Exercise prompt: Go line by line through the records below. Copy whichever lines contain the string "JSON".

Data to examine:
»»

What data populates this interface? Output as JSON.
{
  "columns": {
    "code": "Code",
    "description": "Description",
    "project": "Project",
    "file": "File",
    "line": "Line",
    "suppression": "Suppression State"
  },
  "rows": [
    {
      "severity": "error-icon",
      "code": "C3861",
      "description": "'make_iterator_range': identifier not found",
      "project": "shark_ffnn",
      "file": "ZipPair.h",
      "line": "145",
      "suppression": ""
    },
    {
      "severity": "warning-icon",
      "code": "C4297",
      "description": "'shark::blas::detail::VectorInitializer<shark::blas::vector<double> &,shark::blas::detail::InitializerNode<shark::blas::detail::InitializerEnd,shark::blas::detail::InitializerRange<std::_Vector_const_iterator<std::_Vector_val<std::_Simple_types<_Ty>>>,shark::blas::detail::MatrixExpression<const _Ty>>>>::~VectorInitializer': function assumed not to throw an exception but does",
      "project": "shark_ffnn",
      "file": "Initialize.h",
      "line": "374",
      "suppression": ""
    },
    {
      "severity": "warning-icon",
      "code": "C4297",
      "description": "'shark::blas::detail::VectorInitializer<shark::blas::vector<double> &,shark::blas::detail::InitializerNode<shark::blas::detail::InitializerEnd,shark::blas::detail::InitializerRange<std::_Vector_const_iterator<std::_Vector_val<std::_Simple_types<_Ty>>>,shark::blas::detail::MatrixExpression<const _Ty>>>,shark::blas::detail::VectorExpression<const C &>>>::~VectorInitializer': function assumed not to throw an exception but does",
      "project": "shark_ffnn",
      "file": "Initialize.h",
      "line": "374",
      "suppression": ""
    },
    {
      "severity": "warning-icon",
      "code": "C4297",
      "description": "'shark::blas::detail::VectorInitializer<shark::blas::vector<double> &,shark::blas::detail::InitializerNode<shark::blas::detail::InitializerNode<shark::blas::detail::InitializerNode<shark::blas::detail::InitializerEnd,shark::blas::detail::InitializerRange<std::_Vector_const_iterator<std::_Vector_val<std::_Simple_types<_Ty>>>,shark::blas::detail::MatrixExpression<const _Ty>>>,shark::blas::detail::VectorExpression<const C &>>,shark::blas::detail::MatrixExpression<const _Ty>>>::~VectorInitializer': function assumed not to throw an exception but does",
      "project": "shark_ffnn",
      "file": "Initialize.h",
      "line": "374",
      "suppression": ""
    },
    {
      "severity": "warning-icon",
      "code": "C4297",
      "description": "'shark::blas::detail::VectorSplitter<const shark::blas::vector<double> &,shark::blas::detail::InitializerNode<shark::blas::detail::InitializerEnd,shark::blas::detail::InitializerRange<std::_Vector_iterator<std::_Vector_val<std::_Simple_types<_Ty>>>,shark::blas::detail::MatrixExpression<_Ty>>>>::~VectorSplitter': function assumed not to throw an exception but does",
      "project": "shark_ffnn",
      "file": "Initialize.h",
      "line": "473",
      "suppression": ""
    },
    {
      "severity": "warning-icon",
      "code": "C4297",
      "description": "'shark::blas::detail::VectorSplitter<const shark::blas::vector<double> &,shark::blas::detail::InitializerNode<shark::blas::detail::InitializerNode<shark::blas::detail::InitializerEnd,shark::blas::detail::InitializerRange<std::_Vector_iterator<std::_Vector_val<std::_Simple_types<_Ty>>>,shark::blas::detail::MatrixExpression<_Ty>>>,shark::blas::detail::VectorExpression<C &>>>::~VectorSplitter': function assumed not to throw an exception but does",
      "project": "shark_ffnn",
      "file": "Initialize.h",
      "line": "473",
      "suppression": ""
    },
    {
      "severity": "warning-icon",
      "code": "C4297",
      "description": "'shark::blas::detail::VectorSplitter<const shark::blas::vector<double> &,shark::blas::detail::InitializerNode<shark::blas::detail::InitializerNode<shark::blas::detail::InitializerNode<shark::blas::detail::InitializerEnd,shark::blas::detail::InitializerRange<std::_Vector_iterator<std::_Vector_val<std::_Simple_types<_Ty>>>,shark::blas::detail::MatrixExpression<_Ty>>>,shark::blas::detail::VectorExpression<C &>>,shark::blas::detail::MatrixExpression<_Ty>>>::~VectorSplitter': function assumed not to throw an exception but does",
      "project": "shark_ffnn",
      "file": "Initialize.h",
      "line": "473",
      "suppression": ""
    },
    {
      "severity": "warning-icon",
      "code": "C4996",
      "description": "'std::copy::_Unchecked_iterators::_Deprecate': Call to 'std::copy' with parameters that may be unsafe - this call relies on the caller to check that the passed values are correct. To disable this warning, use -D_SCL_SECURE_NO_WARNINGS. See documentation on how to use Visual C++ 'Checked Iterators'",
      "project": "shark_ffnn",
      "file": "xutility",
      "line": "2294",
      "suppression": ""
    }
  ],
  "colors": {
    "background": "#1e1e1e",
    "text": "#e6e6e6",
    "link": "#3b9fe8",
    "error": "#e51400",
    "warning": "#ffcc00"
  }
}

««
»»

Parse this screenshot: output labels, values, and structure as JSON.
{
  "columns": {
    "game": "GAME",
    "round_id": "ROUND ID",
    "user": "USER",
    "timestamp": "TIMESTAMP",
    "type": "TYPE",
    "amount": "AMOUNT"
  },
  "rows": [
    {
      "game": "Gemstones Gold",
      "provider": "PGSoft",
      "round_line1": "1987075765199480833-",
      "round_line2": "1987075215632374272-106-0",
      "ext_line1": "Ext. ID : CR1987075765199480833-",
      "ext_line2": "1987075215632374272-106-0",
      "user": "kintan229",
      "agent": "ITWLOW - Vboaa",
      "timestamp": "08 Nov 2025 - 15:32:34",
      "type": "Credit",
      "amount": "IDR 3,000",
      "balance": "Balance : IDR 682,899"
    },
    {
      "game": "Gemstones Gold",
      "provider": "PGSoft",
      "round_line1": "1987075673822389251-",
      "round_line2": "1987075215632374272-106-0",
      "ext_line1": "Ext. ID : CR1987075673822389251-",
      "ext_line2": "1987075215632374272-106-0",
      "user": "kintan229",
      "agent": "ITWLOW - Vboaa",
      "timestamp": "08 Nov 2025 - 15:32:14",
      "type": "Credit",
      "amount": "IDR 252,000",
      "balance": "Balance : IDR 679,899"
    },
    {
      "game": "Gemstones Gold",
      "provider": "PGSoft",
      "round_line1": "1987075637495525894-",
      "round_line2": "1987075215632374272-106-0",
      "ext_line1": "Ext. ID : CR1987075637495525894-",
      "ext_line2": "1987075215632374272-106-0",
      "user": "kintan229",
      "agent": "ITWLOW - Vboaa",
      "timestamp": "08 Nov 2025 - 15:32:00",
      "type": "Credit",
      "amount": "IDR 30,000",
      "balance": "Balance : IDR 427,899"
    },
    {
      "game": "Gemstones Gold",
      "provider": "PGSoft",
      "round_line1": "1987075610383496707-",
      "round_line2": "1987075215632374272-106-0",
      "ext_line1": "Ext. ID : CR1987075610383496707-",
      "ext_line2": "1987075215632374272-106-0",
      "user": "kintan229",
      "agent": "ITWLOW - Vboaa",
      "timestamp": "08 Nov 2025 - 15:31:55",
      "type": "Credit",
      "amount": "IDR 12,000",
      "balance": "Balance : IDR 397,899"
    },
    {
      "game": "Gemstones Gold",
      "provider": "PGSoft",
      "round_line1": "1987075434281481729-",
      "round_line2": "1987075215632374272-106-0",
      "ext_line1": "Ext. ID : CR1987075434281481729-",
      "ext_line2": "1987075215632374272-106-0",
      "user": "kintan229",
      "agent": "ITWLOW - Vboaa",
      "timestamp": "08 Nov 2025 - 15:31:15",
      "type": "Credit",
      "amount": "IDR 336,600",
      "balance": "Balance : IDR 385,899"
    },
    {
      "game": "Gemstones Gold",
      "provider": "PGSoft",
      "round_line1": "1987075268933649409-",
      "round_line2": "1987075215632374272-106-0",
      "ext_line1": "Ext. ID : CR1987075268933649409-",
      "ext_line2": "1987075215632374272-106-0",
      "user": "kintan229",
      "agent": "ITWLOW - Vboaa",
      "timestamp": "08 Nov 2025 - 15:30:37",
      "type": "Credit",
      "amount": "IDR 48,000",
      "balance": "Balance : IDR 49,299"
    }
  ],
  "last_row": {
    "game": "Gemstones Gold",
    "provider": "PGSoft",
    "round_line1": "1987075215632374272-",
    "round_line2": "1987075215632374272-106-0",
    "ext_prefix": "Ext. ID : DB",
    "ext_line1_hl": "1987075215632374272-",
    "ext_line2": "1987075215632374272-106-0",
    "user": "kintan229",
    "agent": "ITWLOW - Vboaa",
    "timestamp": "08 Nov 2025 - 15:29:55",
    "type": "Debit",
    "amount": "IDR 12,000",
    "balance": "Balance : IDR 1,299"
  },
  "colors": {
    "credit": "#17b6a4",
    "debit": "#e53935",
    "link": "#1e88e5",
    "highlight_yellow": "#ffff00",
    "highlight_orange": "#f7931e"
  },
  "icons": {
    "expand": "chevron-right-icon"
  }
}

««

Worked solution:
What data populates this interface? Output as JSON.
Parse this screenshot: output labels, values, and structure as JSON.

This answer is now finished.